The U.S. Department of Homeland Security says a rule banning spouses of H-1B workers on track for green cards from working could be published in the spring, at the earliest.

The latest hint of a publication date came Monday in a U.S. Department of Justice memo to a federal appeals court that is hearing a challenge to the work authorization for H-1B spouses that was granted in 2015 under former President Barack Obama. Homeland Security has told lawyers in the case that the earliest possible publication date for the rule is spring 2020, but that this time-frame is “aspirational,” according to the memo.

Several previous pledges to publish the rule by specific dates have also proven aspirational: When Homeland Security in late 2017 first announced its plan to strip H-4 holders of the right to work, it set February 2018 as the publication date for the rule, and more delays have followed.

An estimated 100,000 foreign nationals, most of them women from India, would be affected by the work ban, University of Tennessee researchers have estimated. Many H-4 holders live and work in the Bay Area.

The H-4 visa has been drawn into controversy over the H-1B visa, which is intended for jobs requiring specialized skills. Major Silicon Valley technology firms rely heavily on the H-1B, and lobby for an expansion to the annual 85,000 cap on new visas, saying they need more of the visas to secure the world’s top talent. Critics point to reported abuses by outsourcing companies, and argue that outsourcers, and tech firms, use the H-1B to supplant U.S. workers and drive down wages. The administration of President Donald Trump has taken aim at the H-1B, and dramatically increased denials, especially for outsourcers.

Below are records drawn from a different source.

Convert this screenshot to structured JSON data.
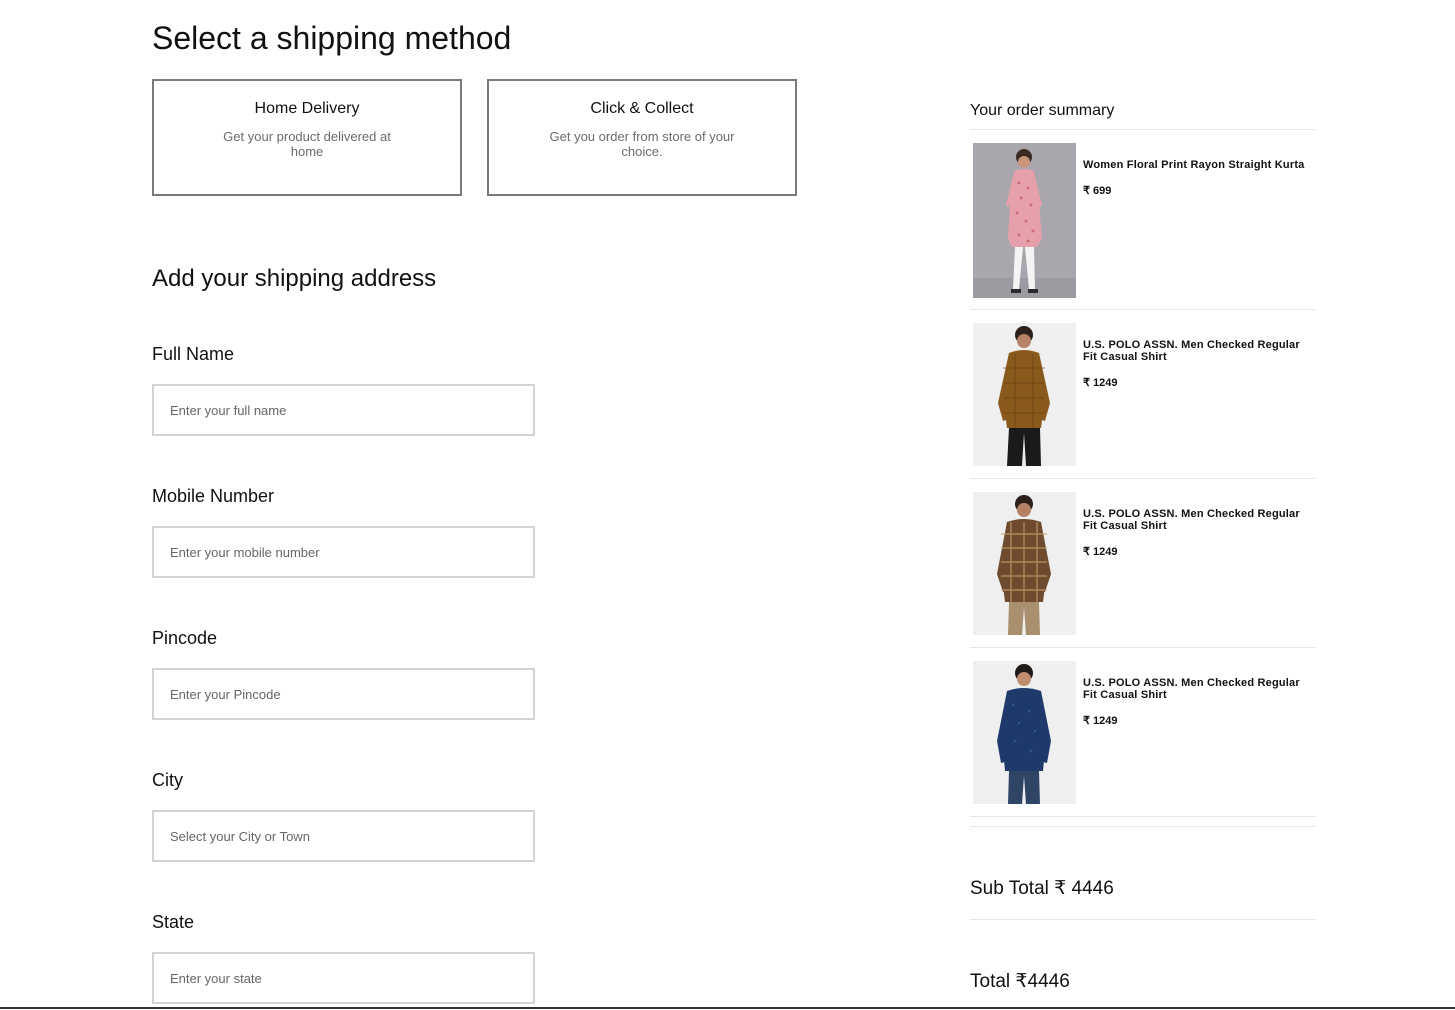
{
  "shipping": {
    "heading": "Select a shipping method",
    "methods": [
      {
        "title": "Home Delivery",
        "description": "Get your product delivered at home"
      },
      {
        "title": "Click & Collect",
        "description": "Get you order from store of your choice."
      }
    ]
  },
  "address": {
    "heading": "Add your shipping address",
    "fields": [
      {
        "label": "Full Name",
        "placeholder": "Enter your full name"
      },
      {
        "label": "Mobile Number",
        "placeholder": "Enter your mobile number"
      },
      {
        "label": "Pincode",
        "placeholder": "Enter your Pincode"
      },
      {
        "label": "City",
        "placeholder": "Select your City or Town"
      },
      {
        "label": "State",
        "placeholder": "Enter your state"
      }
    ]
  },
  "summary": {
    "title": "Your order summary",
    "items": [
      {
        "name": "Women Floral Print Rayon Straight Kurta",
        "price": "₹ 699"
      },
      {
        "name": "U.S. POLO ASSN. Men Checked Regular Fit Casual Shirt",
        "price": "₹ 1249"
      },
      {
        "name": "U.S. POLO ASSN. Men Checked Regular Fit Casual Shirt",
        "price": "₹ 1249"
      },
      {
        "name": "U.S. POLO ASSN. Men Checked Regular Fit Casual Shirt",
        "price": "₹ 1249"
      }
    ],
    "subtotal": "Sub Total ₹ 4446",
    "total": "Total ₹4446"
  }
}
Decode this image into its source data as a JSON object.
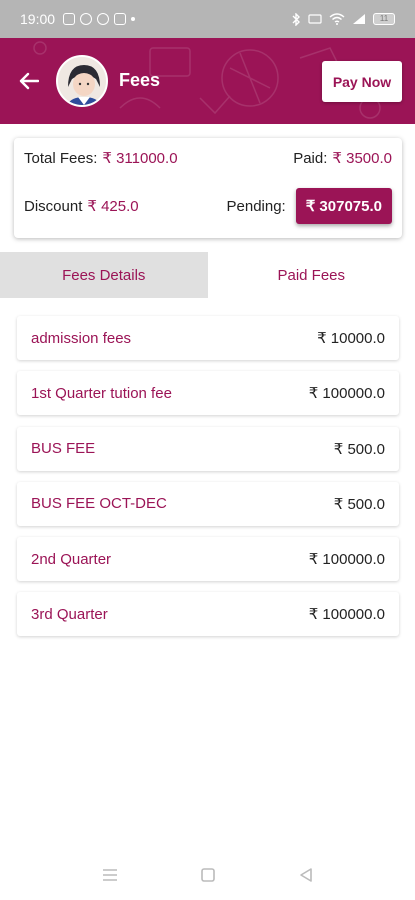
{
  "status": {
    "time": "19:00",
    "battery": "11"
  },
  "header": {
    "title": "Fees",
    "pay_now": "Pay Now"
  },
  "summary": {
    "total_label": "Total Fees:",
    "total_value": "₹ 311000.0",
    "paid_label": "Paid:",
    "paid_value": "₹ 3500.0",
    "discount_label": "Discount",
    "discount_value": "₹ 425.0",
    "pending_label": "Pending:",
    "pending_value": "₹ 307075.0"
  },
  "tabs": [
    {
      "label": "Fees Details",
      "active": true
    },
    {
      "label": "Paid Fees",
      "active": false
    }
  ],
  "fees": [
    {
      "name": "admission fees",
      "amount": "₹ 10000.0"
    },
    {
      "name": "1st Quarter tution fee",
      "amount": "₹ 100000.0"
    },
    {
      "name": "BUS FEE",
      "amount": "₹ 500.0"
    },
    {
      "name": "BUS FEE OCT-DEC",
      "amount": "₹ 500.0"
    },
    {
      "name": "2nd Quarter",
      "amount": "₹ 100000.0"
    },
    {
      "name": "3rd Quarter",
      "amount": "₹ 100000.0"
    }
  ],
  "colors": {
    "brand": "#9b1456",
    "tab_active_bg": "#e0e0e0"
  },
  "icons": {
    "back": "arrow-left-icon",
    "nav_menu": "menu-icon",
    "nav_home": "square-home-icon",
    "nav_back": "triangle-back-icon"
  }
}
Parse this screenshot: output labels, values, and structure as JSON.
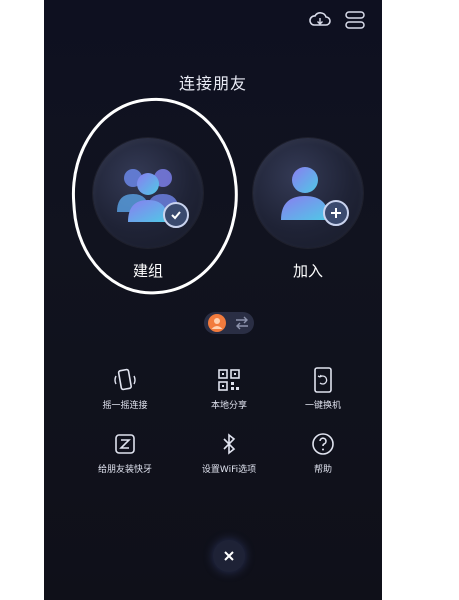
{
  "header": {
    "title": "连接朋友",
    "icons": [
      "cloud-sync-icon",
      "toggle-icon"
    ]
  },
  "actions": {
    "create_group_label": "建组",
    "join_label": "加入"
  },
  "grid": [
    {
      "label": "摇一摇连接",
      "icon": "shake-phone-icon"
    },
    {
      "label": "本地分享",
      "icon": "qr-code-icon"
    },
    {
      "label": "一键换机",
      "icon": "phone-clone-icon"
    },
    {
      "label": "给朋友装快牙",
      "icon": "install-app-icon"
    },
    {
      "label": "设置WiFi选项",
      "icon": "bluetooth-icon"
    },
    {
      "label": "帮助",
      "icon": "help-icon"
    }
  ],
  "colors": {
    "background": "#11131f",
    "people_gradient_start": "#7a7ee6",
    "people_gradient_end": "#54c7e8"
  }
}
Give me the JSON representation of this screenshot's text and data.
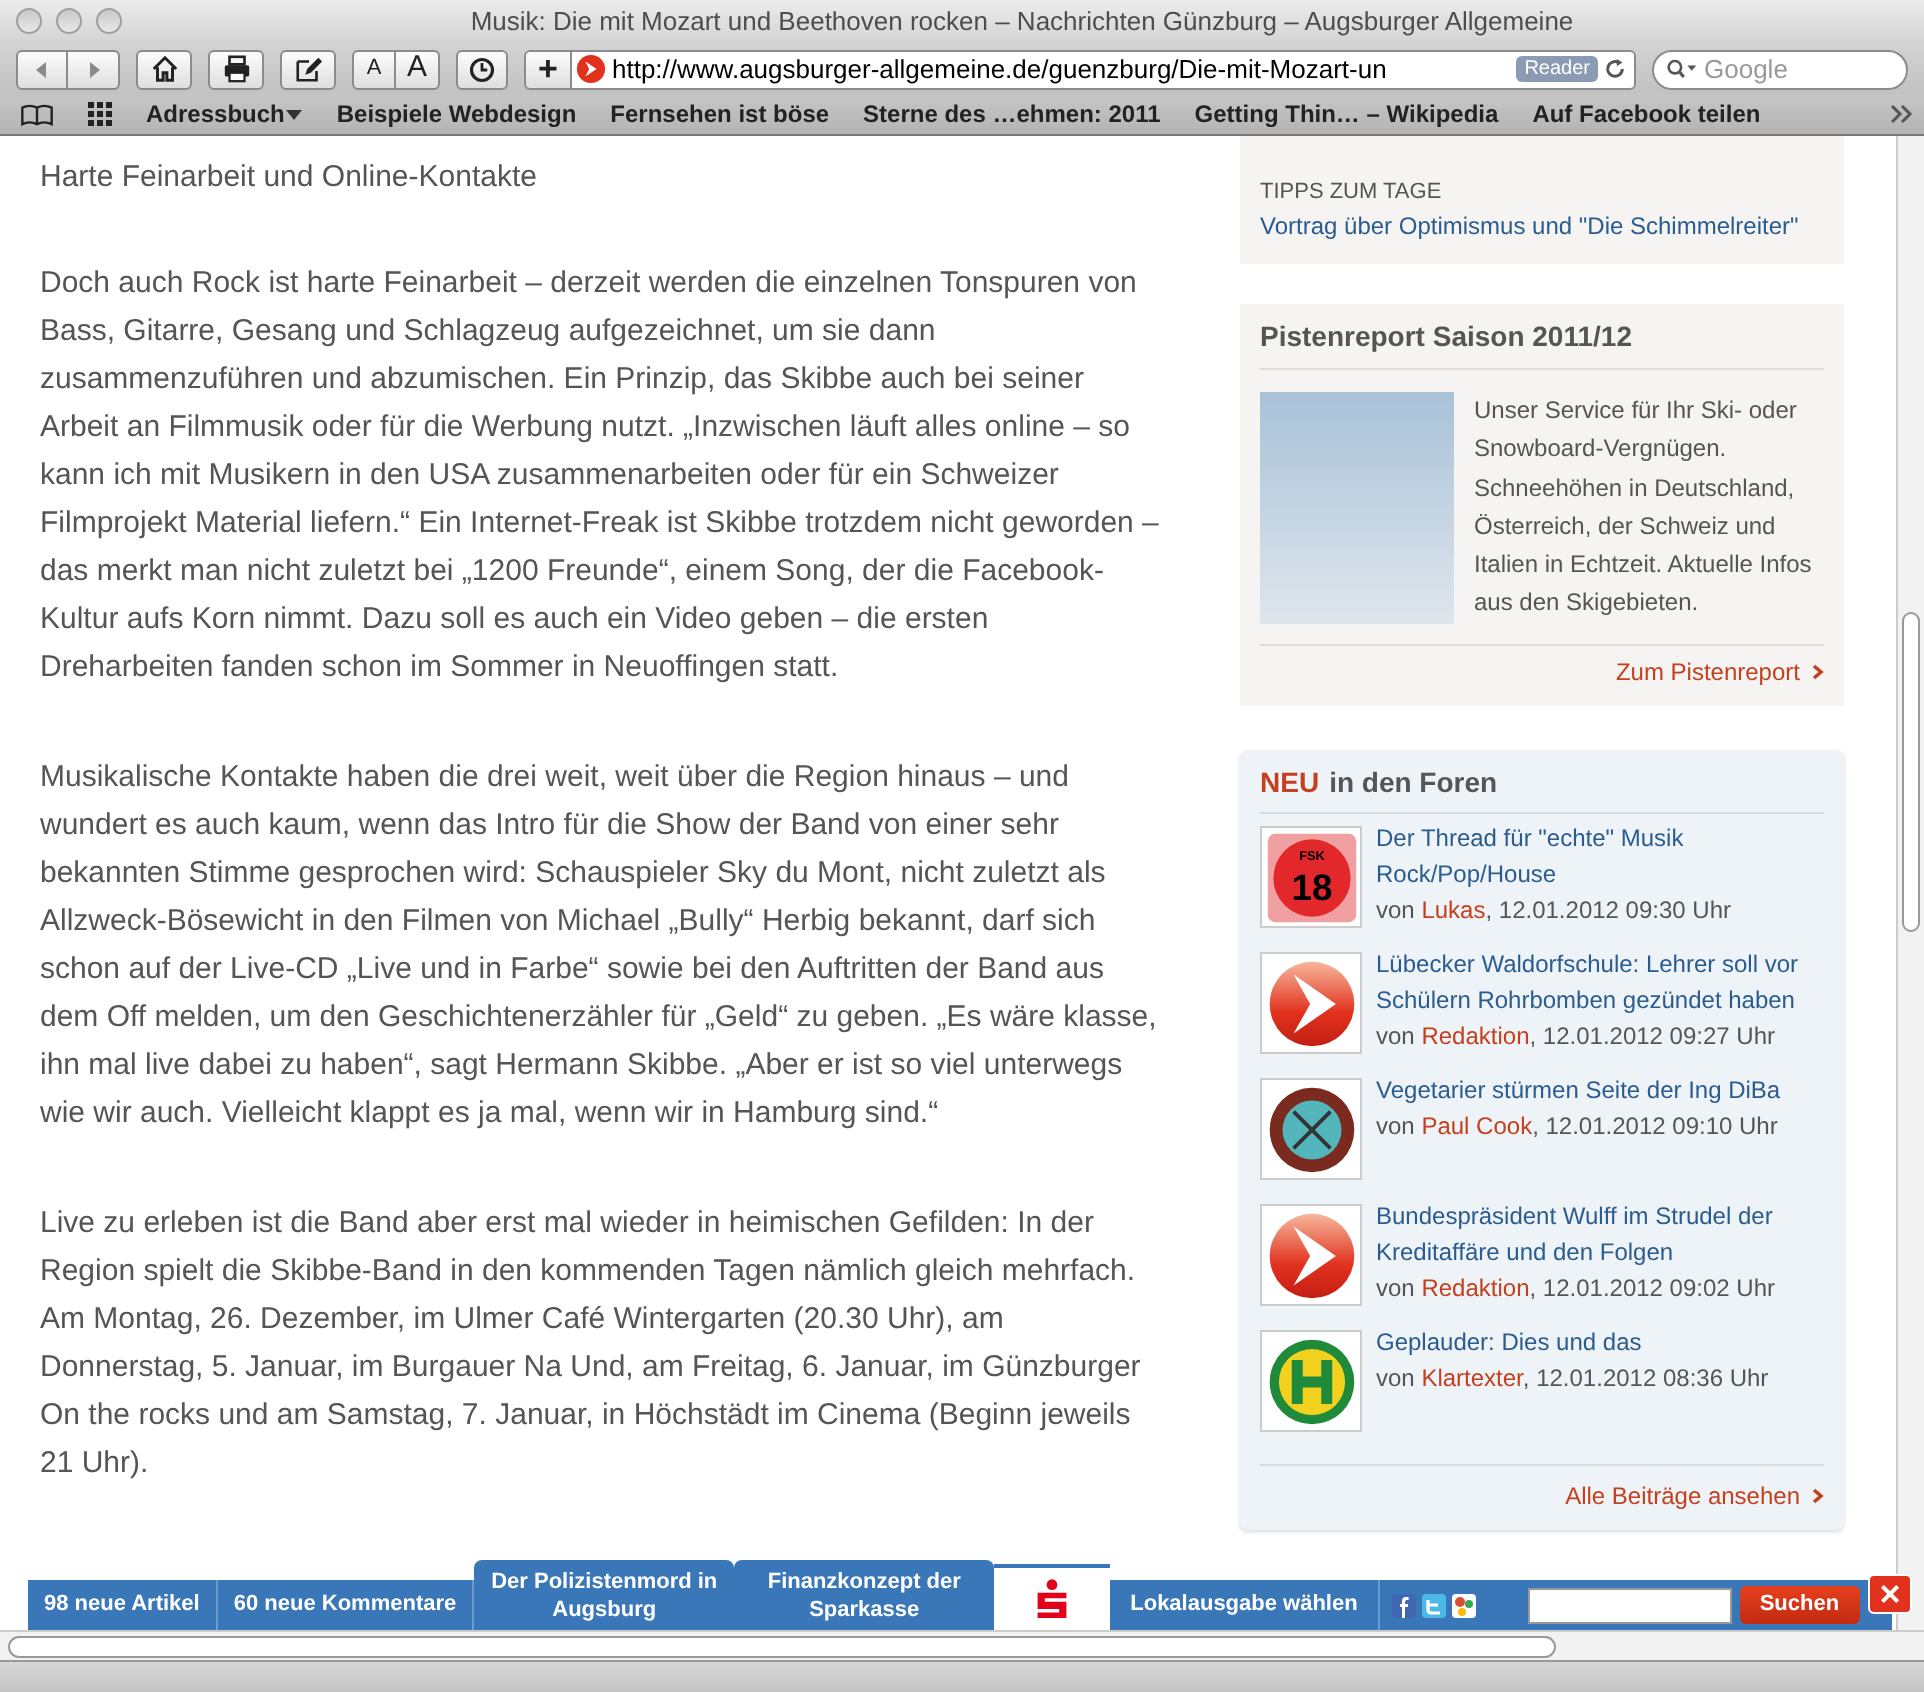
{
  "window": {
    "title": "Musik: Die mit Mozart und Beethoven rocken – Nachrichten Günzburg – Augsburger Allgemeine"
  },
  "toolbar": {
    "font_small": "A",
    "font_large": "A",
    "add": "+",
    "url": "http://www.augsburger-allgemeine.de/guenzburg/Die-mit-Mozart-un",
    "reader": "Reader",
    "search_placeholder": "Google"
  },
  "bookmarks": [
    {
      "label": "Adressbuch",
      "menu": true
    },
    {
      "label": "Beispiele Webdesign",
      "menu": false
    },
    {
      "label": "Fernsehen ist böse",
      "menu": false
    },
    {
      "label": "Sterne des …ehmen: 2011",
      "menu": false
    },
    {
      "label": "Getting Thin… – Wikipedia",
      "menu": false
    },
    {
      "label": "Auf Facebook teilen",
      "menu": false
    }
  ],
  "article": {
    "subheading": "Harte Feinarbeit und Online-Kontakte",
    "paragraphs": [
      "Doch auch Rock ist harte Feinarbeit – derzeit werden die einzelnen Tonspuren von Bass, Gitarre, Gesang und Schlagzeug aufgezeichnet, um sie dann zusammenzuführen und abzumischen. Ein Prinzip, das Skibbe auch bei seiner Arbeit an Filmmusik oder für die Werbung nutzt. „Inzwischen läuft alles online – so kann ich mit Musikern in den USA zusammenarbeiten oder für ein Schweizer Filmprojekt Material liefern.“ Ein Internet-Freak ist Skibbe trotzdem nicht geworden – das merkt man nicht zuletzt bei „1200 Freunde“, einem Song, der die Facebook-Kultur aufs Korn nimmt. Dazu soll es auch ein Video geben – die ersten Dreharbeiten fanden schon im Sommer in Neuoffingen statt.",
      "Musikalische Kontakte haben die drei weit, weit über  die Region hinaus – und wundert es auch kaum, wenn das Intro für die Show der Band von einer sehr bekannten Stimme gesprochen wird: Schauspieler Sky du Mont, nicht zuletzt als Allzweck-Bösewicht in den Filmen von Michael „Bully“ Herbig bekannt, darf sich schon auf der Live-CD „Live und in Farbe“ sowie bei den Auftritten der Band aus dem Off melden, um den Geschichtenerzähler für „Geld“ zu geben. „Es wäre klasse, ihn mal live dabei zu haben“, sagt Hermann Skibbe. „Aber er ist so viel unterwegs wie wir auch. Vielleicht klappt es ja mal, wenn wir in Hamburg sind.“",
      "Live zu erleben ist die Band aber erst mal wieder in heimischen Gefilden: In der Region spielt die Skibbe-Band in den kommenden Tagen nämlich gleich mehrfach. Am Montag, 26. Dezember, im Ulmer Café Wintergarten (20.30 Uhr), am Donnerstag, 5. Januar, im Burgauer Na Und, am Freitag, 6. Januar, im Günzburger On the rocks und am Samstag, 7. Januar, in Höchstädt im Cinema (Beginn jeweils 21 Uhr)."
    ]
  },
  "tips": {
    "label": "TIPPS ZUM TAGE",
    "link": "Vortrag über Optimismus und \"Die Schimmelreiter\""
  },
  "pistenreport": {
    "title": "Pistenreport Saison 2011/12",
    "text": "Unser Service für Ihr Ski- oder Snowboard-Vergnügen. Schneehöhen in Deutschland, Österreich, der Schweiz und Italien in Echtzeit. Aktuelle Infos aus den Skigebieten.",
    "link": "Zum Pistenreport"
  },
  "forum": {
    "title_highlight": "NEU",
    "title_rest": "in den Foren",
    "more": "Alle Beiträge ansehen",
    "posts": [
      {
        "kind": "fsk",
        "icon_label": "FSK",
        "icon_number": "18",
        "title": "Der Thread für \"echte\" Musik Rock/Pop/House",
        "by": "von",
        "author": "Lukas",
        "time": ", 12.01.2012 09:30 Uhr"
      },
      {
        "kind": "arrow",
        "title": "Lübecker Waldorfschule: Lehrer soll vor Schülern Rohrbomben gezündet haben",
        "by": "von",
        "author": "Redaktion",
        "time": ", 12.01.2012 09:27 Uhr"
      },
      {
        "kind": "emblem",
        "title": "Vegetarier stürmen Seite der Ing DiBa",
        "by": "von",
        "author": "Paul Cook",
        "time": ", 12.01.2012 09:10 Uhr"
      },
      {
        "kind": "arrow",
        "title": "Bundespräsident Wulff im Strudel der Kreditaffäre und den Folgen",
        "by": "von",
        "author": "Redaktion",
        "time": ", 12.01.2012 09:02 Uhr"
      },
      {
        "kind": "stop",
        "title": "Geplauder: Dies und das",
        "by": "von",
        "author": "Klartexter",
        "time": ", 12.01.2012 08:36 Uhr"
      }
    ]
  },
  "site_bar": {
    "items": [
      {
        "label": "98 neue Artikel",
        "raised": false
      },
      {
        "label": "60 neue Kommentare",
        "raised": false
      },
      {
        "label": "Der Polizistenmord in Augsburg",
        "raised": true
      },
      {
        "label": "Finanzkonzept der Sparkasse",
        "raised": true
      }
    ],
    "local": "Lokalausgabe wählen",
    "search_button": "Suchen",
    "close": "×"
  }
}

The Department of Justice sent the memo to the clerk of the U.S. Court of Appeals in Washington, D.C., regarding a lawsuit by former technology workers against Homeland Security. The workers claim they were replaced at utility Southern California Edison by H-1B workers, and that H-4 holders compete against the tech workers in the job market, without statutory authority to work.

Homeland Security, according to the memo, wants oral arguments in that case to be put on hold as it brings the proposed work-ban rule to the publication stage. Publication is expected to trigger a public-comment period.